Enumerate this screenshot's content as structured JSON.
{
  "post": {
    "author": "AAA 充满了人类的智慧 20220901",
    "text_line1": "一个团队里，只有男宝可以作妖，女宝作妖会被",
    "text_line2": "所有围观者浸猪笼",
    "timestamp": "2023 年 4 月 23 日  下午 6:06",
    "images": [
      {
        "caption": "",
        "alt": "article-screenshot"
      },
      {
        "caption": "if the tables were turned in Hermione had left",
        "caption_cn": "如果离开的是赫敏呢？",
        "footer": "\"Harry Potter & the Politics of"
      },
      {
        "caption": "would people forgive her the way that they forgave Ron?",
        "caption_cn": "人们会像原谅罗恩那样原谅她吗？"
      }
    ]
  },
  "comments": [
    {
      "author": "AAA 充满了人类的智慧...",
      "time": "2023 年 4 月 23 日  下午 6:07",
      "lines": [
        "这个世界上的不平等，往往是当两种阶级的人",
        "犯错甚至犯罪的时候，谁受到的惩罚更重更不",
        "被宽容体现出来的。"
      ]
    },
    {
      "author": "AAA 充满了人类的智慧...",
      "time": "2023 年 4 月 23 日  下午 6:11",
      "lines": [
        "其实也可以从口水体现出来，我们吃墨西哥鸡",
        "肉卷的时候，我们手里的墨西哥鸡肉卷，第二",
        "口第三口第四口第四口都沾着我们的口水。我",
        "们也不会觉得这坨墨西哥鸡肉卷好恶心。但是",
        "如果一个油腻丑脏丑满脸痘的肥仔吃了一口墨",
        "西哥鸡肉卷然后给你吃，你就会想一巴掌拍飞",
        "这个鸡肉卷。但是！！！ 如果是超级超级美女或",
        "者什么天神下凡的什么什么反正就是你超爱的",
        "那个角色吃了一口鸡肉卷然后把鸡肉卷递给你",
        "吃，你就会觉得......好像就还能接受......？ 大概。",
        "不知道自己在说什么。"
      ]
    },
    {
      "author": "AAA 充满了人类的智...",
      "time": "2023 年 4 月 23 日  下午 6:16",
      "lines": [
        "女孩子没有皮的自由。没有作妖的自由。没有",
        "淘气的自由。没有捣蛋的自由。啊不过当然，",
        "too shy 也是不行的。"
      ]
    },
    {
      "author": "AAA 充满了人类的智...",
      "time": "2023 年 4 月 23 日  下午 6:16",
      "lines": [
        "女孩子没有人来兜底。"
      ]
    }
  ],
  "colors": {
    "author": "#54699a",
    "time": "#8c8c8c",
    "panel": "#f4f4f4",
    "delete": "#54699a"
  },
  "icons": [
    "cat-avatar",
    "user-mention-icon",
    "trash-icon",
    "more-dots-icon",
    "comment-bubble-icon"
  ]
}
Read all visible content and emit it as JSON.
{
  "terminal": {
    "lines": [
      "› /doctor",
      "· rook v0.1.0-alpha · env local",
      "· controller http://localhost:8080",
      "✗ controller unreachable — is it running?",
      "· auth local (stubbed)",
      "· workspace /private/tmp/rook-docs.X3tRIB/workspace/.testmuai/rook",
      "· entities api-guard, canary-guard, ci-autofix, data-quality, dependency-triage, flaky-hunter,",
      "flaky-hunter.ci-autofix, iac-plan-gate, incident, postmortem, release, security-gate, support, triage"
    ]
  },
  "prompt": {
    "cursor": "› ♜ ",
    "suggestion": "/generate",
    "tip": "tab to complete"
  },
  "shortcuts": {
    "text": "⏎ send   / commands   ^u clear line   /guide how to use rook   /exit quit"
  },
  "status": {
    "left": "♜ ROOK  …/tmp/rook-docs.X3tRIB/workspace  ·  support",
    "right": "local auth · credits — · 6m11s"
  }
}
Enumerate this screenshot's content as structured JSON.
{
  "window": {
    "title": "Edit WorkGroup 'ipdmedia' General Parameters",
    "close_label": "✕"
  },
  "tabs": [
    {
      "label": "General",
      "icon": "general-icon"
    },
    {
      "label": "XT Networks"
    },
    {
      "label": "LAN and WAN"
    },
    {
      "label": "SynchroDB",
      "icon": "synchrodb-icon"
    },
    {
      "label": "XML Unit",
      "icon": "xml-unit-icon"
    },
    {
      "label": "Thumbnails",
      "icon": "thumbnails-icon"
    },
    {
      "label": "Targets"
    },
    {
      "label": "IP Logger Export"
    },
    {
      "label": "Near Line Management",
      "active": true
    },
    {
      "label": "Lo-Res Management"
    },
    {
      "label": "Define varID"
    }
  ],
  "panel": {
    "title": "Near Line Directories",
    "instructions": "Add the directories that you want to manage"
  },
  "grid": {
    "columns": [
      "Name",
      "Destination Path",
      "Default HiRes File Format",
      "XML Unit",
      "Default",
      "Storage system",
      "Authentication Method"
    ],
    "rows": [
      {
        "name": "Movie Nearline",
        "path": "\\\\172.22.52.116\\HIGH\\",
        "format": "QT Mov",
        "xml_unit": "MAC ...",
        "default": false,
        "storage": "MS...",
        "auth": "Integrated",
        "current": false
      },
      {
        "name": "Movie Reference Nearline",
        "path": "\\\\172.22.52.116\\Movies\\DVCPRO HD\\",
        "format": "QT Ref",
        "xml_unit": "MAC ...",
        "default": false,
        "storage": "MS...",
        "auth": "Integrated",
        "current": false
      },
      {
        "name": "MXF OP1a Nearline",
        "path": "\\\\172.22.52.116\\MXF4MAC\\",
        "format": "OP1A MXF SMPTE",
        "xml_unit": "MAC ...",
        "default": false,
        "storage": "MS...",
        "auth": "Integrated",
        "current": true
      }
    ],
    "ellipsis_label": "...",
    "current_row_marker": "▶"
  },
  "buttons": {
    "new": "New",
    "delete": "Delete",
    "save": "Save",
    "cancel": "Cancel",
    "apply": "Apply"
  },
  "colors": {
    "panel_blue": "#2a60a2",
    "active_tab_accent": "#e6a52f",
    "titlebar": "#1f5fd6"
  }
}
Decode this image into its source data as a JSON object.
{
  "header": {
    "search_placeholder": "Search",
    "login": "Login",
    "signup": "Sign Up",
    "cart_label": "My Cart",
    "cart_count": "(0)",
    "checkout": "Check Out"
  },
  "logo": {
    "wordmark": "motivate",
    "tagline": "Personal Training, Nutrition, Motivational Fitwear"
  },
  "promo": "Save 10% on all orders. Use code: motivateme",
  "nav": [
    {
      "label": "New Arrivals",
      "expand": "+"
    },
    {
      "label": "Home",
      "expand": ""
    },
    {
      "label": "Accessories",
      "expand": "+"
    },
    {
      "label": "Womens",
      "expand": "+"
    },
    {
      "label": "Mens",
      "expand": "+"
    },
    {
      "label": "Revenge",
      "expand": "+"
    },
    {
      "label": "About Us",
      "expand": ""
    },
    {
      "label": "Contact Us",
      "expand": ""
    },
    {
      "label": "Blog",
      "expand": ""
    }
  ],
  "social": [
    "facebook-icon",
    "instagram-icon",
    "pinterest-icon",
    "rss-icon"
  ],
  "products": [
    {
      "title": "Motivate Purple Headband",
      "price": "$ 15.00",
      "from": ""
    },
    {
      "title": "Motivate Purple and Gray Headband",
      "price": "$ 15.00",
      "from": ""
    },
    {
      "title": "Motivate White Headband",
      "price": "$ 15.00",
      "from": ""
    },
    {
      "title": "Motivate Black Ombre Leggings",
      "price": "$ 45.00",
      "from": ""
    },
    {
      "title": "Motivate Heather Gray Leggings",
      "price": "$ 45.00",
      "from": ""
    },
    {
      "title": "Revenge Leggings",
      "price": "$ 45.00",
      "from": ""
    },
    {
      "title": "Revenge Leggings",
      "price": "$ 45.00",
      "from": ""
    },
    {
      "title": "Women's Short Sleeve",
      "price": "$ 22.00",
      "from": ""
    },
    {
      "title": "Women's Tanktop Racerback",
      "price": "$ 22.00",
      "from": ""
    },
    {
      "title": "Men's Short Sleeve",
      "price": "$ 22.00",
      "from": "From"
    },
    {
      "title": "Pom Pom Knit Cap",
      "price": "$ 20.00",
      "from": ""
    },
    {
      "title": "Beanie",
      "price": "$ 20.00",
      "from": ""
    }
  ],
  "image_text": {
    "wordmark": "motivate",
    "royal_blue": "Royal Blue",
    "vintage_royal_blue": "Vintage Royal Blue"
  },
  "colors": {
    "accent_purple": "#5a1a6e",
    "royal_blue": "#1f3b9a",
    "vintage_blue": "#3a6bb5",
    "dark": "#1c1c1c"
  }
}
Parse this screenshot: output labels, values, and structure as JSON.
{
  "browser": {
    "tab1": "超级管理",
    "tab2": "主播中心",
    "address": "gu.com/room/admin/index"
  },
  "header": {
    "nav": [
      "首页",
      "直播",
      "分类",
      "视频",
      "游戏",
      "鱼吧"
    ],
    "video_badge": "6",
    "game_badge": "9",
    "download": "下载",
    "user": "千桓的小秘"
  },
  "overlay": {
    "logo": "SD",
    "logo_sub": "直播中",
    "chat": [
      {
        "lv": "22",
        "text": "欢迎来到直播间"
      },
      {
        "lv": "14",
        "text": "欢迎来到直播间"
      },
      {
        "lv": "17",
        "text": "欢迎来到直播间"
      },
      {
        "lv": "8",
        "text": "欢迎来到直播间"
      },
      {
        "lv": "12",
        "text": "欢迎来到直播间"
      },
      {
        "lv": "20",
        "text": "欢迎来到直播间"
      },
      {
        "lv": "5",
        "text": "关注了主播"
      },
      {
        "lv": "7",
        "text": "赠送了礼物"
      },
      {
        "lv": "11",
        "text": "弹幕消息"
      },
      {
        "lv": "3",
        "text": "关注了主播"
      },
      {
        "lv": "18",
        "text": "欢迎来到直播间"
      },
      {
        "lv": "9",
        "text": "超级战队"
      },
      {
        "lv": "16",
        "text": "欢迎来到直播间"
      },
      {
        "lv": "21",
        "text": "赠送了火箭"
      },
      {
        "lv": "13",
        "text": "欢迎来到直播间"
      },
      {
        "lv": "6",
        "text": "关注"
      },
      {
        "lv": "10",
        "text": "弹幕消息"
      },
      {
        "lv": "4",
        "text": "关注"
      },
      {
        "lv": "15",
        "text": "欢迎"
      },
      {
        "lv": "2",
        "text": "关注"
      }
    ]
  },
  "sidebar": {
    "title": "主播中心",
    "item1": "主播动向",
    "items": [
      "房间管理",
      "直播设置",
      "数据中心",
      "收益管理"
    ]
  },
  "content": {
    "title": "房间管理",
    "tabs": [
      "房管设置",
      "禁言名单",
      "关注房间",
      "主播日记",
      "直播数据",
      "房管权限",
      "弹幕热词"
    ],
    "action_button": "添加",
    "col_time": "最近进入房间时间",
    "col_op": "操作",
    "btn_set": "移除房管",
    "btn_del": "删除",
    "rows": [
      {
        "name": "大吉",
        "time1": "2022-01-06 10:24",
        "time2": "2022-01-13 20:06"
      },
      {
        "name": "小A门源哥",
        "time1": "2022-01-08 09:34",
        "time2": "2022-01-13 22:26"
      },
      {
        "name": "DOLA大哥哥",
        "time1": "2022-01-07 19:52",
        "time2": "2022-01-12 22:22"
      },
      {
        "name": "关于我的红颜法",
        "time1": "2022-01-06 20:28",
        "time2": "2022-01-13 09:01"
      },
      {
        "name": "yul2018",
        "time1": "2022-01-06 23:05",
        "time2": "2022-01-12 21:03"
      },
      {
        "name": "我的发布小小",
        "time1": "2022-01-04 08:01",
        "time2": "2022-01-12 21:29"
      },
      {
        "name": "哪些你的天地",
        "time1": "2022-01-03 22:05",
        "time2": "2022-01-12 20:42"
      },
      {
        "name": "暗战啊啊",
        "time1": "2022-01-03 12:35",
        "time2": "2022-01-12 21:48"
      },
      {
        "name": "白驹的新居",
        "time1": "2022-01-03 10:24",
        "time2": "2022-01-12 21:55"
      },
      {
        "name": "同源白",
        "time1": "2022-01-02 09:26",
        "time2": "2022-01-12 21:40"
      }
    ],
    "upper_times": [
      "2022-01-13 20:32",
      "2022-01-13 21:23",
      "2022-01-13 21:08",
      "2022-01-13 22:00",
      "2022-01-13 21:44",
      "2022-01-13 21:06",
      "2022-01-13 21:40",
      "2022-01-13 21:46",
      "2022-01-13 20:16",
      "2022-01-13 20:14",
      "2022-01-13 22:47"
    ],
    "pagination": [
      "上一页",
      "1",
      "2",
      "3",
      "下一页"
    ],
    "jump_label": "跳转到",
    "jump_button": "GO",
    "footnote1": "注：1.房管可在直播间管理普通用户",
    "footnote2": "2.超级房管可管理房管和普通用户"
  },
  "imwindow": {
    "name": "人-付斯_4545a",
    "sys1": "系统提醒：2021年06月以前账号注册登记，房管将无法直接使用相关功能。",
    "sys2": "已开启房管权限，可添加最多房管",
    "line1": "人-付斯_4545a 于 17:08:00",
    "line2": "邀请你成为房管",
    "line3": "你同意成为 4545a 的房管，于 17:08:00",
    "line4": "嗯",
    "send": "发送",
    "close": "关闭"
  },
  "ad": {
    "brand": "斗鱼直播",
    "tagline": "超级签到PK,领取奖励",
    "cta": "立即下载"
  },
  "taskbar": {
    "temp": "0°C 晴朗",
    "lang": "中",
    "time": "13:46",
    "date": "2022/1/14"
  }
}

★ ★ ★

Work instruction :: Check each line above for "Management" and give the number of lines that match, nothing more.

Worked solution :: 2